This approach keeps your workouts fresh and on point, which is crucial for muscle growth. Plus, it helps dial down the fatigue ’cause you’re not constantly maxin’ out with heavy weights.

Strength Training vs. Hypertrophy Training

Yo, check it: strength training ain’t the same as hypertrophy training. When you’re into strength training, it’s all about how much weight you can throw around. But when you’re on that hypertrophy grind, it’s about blowin’ up them muscles and gettin’ swole.

There’s some overlap between the two, but their vibes are different. Knowin’ the deal with both is key for craftin’ solid periodization plans in marathon training routines.

Strength training usually includes fewer repetitions with heavier loads.

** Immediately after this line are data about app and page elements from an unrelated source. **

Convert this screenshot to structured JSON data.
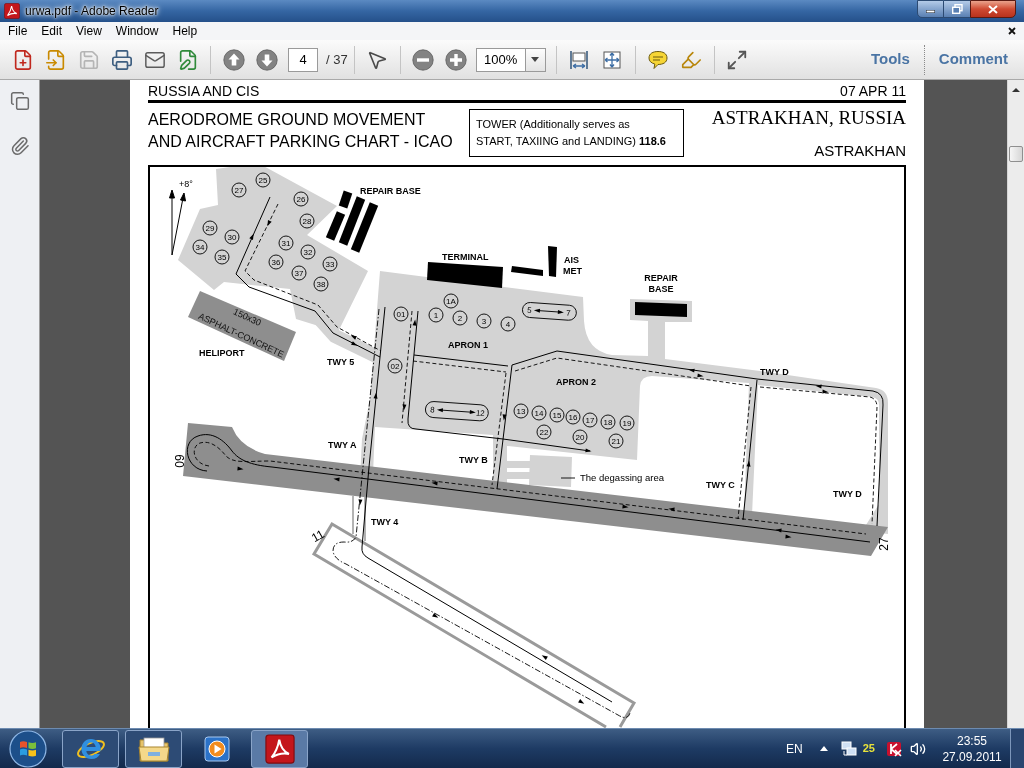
{
  "window": {
    "title": "urwa.pdf - Adobe Reader"
  },
  "menu": {
    "items": [
      "File",
      "Edit",
      "View",
      "Window",
      "Help"
    ]
  },
  "toolbar": {
    "groups": [
      [
        {
          "kind": "create",
          "disabled": false
        },
        {
          "kind": "export",
          "disabled": false
        },
        {
          "kind": "save",
          "disabled": true
        },
        {
          "kind": "print",
          "disabled": false
        },
        {
          "kind": "email",
          "disabled": false
        },
        {
          "kind": "sign",
          "disabled": false
        }
      ],
      [
        {
          "kind": "prev_page",
          "disabled": false
        },
        {
          "kind": "next_page",
          "disabled": false
        },
        {
          "kind": "page_field",
          "value": "4",
          "total": "/ 37"
        }
      ],
      [
        {
          "kind": "select",
          "disabled": false
        }
      ],
      [
        {
          "kind": "zoom_out",
          "disabled": false
        },
        {
          "kind": "zoom_in",
          "disabled": false
        },
        {
          "kind": "zoom_field",
          "value": "100%"
        }
      ],
      [
        {
          "kind": "fit_width",
          "disabled": false
        },
        {
          "kind": "fit_page",
          "disabled": false
        }
      ],
      [
        {
          "kind": "comment",
          "disabled": false
        },
        {
          "kind": "highlight",
          "disabled": false
        }
      ],
      [
        {
          "kind": "full_screen",
          "disabled": false
        }
      ]
    ],
    "panels": [
      "Tools",
      "Comment"
    ]
  },
  "nav_pane": [
    {
      "kind": "pages"
    },
    {
      "kind": "attachments"
    }
  ],
  "page": {
    "header": {
      "region": "RUSSIA AND CIS",
      "date": "07 APR 11",
      "title_lines": [
        "AERODROME GROUND MOVEMENT",
        "AND AIRCRAFT PARKING CHART - ICAO"
      ],
      "frequency_lines": [
        "TOWER (Additionally serves as",
        "START, TAXIING and LANDING) **118.6**"
      ],
      "location": "ASTRAKHAN, RUSSIA",
      "airport": "ASTRAKHAN"
    },
    "chart": {
      "variation": "+8°",
      "labels": [
        {
          "kind": "building",
          "text": "REPAIR BASE"
        },
        {
          "kind": "building",
          "text": "TERMINAL"
        },
        {
          "kind": "building",
          "text": "AIS"
        },
        {
          "kind": "building",
          "text": "MET"
        },
        {
          "kind": "building",
          "text": "REPAIR"
        },
        {
          "kind": "building",
          "text": "BASE"
        },
        {
          "kind": "area",
          "text": "HELIPORT"
        },
        {
          "kind": "apron",
          "text": "APRON 1"
        },
        {
          "kind": "apron",
          "text": "APRON 2"
        },
        {
          "kind": "taxiway",
          "text": "TWY 5"
        },
        {
          "kind": "taxiway",
          "text": "TWY A"
        },
        {
          "kind": "taxiway",
          "text": "TWY B"
        },
        {
          "kind": "taxiway",
          "text": "TWY D"
        },
        {
          "kind": "taxiway",
          "text": "TWY C"
        },
        {
          "kind": "taxiway",
          "text": "TWY D"
        },
        {
          "kind": "taxiway",
          "text": "TWY 4"
        },
        {
          "kind": "note",
          "text": "The degassing area"
        }
      ],
      "heliport_surface": [
        "150x30",
        "ASPHALT-CONCRETE"
      ],
      "stands": [
        "25",
        "27",
        "26",
        "28",
        "29",
        "30",
        "34",
        "35",
        "31",
        "32",
        "33",
        "36",
        "37",
        "38",
        "1A",
        "01",
        "1",
        "2",
        "3",
        "4",
        "02",
        "13",
        "14",
        "15",
        "16",
        "17",
        "18",
        "19",
        "22",
        "20",
        "21"
      ],
      "stand_ranges": [
        {
          "from": "5",
          "to": "7"
        },
        {
          "from": "8",
          "to": "12"
        }
      ],
      "runway_designators": [
        "09",
        "27",
        "11"
      ]
    }
  },
  "taskbar": {
    "apps": [
      {
        "kind": "browser",
        "running": true,
        "selected": false
      },
      {
        "kind": "folder",
        "running": true,
        "selected": false
      },
      {
        "kind": "media",
        "running": false,
        "selected": false
      },
      {
        "kind": "pdf",
        "running": true,
        "selected": true
      }
    ],
    "language": "EN",
    "tray_badge": "25",
    "time": "23:55",
    "date": "27.09.2011"
  }
}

Typically, higher repetitions using moderate weights are used as part of bodybuilding routines in weightlifting activity.

This difference helps you fine-tune your workouts for specific goals, whether it’s gettin’ stronger or blowin’ up them muscles. Oh, and peep this: technique beats out poundage every time! Nailing an exercise with proper form at a lower weight does way more good than strugglin’ with heavier weights that could lead to injuries.

The Importance of Technique

Yo, when we talk about bulkin’ up them muscles, it’s easy to get hung up on numbers—like how much you can squat, bench, or deadlift, right? But hold up a sec and peep this: technique always comes before maxin’ out on weight. Sure, liftin’ heavy can stroke that ego, but pushin’ your body and muscles with proper form is what really pays off in the long haul.

Proper form is key—it makes sure you’re hittin’ them muscles right and lowers the chances of gettin’ sidelined with injuries. Keep in mind, we’re playin’ the long game here. That’s why jumpin’ into heavy lifts too soon can throw everything off and have you avoidin’ the gym altogether.

  • Focus on mastering form before increasing weight.
  • Engage the correct muscle groups to maximize growth.
  • Use a weight that allows you to perform the exercise correctly through the full range of motion.

Focusin’ on technique over maxin’ out on weight builds a solid, all-around physique—and keeps you safe too. Dig deeper into how supercompensation in periodization training can level up your fitness grind.


Post Tags :

Bodybuilding, Hypertrophy Training, Strength Training